What needs to be done>
The answer should be a single number: how many lines in the material contain "rest".

Records supplied>

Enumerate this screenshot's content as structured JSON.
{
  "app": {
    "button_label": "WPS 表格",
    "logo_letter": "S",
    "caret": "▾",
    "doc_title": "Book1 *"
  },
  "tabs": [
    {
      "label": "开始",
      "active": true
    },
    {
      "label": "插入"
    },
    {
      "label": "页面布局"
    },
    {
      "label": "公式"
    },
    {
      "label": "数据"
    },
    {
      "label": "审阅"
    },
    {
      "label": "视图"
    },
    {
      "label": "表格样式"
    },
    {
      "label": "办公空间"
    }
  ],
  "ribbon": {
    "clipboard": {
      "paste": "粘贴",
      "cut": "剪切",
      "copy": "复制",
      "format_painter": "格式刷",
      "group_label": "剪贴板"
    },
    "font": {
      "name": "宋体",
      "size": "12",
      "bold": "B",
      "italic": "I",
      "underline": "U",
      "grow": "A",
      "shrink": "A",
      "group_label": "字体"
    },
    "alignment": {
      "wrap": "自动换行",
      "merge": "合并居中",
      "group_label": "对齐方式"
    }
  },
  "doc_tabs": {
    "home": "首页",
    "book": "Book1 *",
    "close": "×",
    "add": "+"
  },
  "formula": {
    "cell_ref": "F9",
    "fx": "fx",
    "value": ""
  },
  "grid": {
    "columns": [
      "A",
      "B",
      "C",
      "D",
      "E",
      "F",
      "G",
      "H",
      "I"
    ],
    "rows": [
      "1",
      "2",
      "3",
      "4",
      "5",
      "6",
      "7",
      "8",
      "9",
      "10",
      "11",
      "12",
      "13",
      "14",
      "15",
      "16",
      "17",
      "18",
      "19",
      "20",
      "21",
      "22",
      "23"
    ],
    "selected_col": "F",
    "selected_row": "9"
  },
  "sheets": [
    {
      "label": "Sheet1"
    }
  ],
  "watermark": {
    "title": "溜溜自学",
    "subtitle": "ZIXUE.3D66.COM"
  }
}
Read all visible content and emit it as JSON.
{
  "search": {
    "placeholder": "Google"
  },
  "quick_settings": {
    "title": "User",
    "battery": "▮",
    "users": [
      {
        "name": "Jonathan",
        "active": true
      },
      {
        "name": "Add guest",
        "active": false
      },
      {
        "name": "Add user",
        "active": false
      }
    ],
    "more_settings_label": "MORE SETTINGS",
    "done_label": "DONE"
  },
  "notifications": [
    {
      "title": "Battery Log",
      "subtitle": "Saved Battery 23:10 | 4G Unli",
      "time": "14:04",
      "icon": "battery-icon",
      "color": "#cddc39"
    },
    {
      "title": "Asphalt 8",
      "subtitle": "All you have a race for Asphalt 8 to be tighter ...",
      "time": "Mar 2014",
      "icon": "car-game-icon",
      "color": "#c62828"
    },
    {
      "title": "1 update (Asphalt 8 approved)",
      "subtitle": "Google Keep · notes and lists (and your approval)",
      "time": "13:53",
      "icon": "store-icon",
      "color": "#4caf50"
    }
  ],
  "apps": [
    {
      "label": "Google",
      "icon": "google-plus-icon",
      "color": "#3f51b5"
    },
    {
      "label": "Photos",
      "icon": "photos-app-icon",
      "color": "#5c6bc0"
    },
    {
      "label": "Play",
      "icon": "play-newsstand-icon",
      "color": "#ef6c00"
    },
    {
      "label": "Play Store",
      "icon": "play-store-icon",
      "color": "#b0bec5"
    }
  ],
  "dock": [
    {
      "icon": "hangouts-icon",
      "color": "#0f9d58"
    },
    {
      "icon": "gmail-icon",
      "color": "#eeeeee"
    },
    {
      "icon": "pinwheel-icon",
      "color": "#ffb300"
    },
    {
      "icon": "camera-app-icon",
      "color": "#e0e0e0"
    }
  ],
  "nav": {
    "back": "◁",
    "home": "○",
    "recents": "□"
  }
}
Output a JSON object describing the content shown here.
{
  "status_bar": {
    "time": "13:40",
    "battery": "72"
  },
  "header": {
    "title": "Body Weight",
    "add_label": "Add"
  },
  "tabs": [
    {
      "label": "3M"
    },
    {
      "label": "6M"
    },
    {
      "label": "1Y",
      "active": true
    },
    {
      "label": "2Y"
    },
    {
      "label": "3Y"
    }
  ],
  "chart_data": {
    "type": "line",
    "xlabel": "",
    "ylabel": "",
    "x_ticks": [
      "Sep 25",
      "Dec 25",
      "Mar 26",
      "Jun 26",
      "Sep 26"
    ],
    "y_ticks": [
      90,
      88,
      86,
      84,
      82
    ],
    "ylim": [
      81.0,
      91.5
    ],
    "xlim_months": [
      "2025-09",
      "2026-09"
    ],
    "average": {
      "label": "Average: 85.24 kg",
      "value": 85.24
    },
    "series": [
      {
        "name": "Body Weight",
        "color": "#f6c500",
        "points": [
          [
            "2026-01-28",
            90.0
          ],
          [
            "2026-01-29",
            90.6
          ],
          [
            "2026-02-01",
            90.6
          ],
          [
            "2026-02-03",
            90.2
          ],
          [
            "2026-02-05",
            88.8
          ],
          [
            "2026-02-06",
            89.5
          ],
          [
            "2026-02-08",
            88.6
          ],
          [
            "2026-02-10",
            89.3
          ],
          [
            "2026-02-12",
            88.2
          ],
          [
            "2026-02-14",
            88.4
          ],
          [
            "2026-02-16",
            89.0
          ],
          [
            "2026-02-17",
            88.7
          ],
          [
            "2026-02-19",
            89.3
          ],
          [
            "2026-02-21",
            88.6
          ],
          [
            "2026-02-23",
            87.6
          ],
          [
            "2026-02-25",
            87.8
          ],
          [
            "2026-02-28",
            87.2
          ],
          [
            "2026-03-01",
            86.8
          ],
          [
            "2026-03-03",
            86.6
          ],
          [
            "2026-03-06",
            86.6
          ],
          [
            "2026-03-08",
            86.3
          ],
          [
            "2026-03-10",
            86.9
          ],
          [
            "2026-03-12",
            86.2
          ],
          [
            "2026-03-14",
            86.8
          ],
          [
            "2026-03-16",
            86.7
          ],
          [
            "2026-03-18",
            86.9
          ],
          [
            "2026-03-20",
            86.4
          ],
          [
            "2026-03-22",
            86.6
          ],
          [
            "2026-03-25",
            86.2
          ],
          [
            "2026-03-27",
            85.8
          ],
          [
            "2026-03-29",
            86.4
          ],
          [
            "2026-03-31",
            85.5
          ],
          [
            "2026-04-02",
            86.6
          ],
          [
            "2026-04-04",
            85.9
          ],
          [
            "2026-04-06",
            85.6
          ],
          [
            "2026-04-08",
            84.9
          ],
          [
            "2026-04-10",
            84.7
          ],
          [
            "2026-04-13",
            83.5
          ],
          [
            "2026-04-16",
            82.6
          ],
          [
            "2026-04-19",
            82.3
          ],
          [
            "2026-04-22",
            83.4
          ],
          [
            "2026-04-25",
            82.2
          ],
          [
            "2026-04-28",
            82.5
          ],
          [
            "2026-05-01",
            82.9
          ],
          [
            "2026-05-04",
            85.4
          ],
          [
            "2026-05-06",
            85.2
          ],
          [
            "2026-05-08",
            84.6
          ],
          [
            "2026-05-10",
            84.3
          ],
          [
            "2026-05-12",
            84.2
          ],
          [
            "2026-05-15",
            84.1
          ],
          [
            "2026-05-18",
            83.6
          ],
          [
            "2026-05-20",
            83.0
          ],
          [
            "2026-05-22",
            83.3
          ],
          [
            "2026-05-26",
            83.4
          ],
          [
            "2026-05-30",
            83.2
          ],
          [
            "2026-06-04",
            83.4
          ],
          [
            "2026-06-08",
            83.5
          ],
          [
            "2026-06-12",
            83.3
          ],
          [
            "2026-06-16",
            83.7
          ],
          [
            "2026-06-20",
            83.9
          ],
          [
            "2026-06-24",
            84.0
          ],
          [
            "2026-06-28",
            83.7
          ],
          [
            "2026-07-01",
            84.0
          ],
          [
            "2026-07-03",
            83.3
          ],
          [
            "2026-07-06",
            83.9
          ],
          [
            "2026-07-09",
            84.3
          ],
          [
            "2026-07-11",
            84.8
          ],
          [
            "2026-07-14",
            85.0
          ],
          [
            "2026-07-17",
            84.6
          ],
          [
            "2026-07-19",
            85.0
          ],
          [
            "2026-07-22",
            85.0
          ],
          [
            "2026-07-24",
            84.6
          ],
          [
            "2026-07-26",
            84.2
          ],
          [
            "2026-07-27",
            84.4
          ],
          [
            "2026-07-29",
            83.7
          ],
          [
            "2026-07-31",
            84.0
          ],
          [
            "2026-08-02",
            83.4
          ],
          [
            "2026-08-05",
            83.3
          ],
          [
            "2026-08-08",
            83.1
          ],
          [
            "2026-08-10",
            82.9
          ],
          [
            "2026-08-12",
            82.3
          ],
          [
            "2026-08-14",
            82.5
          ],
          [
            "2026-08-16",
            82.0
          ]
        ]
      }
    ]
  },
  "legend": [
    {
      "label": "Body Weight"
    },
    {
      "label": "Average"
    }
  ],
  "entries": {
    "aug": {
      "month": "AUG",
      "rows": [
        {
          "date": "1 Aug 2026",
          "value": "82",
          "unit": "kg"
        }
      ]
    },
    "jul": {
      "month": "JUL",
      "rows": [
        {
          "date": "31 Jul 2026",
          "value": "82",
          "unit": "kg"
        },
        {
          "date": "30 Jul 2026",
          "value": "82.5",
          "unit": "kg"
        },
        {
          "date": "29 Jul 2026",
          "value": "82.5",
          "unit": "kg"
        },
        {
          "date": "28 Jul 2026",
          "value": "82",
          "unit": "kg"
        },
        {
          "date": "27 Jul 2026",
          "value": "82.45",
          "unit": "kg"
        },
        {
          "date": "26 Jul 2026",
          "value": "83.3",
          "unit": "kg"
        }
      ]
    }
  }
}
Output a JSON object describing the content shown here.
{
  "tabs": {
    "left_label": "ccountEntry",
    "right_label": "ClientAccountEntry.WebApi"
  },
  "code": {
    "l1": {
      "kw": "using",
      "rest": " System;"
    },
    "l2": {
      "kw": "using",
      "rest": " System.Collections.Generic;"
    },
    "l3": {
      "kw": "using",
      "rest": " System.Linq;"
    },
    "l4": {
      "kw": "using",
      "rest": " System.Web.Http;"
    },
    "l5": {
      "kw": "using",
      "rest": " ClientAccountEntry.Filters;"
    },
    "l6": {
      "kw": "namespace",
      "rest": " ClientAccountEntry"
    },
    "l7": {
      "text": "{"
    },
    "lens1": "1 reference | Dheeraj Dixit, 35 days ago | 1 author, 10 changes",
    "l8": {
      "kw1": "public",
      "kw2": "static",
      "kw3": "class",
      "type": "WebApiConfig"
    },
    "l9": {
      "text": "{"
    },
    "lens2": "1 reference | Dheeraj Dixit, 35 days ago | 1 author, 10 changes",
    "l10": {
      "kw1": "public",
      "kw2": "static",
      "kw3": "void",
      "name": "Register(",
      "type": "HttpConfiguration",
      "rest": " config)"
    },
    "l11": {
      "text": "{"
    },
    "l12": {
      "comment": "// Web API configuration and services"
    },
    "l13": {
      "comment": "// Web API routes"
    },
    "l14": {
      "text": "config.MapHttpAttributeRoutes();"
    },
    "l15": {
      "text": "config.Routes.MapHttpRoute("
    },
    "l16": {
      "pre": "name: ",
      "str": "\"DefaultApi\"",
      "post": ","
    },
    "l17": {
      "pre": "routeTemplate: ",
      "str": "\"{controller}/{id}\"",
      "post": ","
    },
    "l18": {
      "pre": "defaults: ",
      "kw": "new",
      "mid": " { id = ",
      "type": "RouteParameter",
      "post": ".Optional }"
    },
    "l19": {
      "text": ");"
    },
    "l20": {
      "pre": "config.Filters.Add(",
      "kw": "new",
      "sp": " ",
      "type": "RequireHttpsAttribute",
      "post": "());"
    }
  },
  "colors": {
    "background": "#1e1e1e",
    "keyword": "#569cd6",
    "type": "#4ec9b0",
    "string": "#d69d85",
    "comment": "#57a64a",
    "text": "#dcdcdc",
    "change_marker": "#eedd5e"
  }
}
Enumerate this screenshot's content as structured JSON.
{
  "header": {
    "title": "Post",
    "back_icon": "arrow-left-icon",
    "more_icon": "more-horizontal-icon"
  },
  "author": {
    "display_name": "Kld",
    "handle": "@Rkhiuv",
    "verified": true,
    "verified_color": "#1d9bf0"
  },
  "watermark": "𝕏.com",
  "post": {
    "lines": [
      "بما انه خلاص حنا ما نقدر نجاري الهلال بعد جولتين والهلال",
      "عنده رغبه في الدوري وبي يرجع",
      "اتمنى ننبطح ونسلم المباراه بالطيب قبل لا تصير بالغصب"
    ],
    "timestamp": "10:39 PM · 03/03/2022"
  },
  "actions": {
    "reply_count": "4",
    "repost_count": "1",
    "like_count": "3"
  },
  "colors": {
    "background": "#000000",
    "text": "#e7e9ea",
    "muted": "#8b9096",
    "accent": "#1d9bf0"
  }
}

Result of the task>
7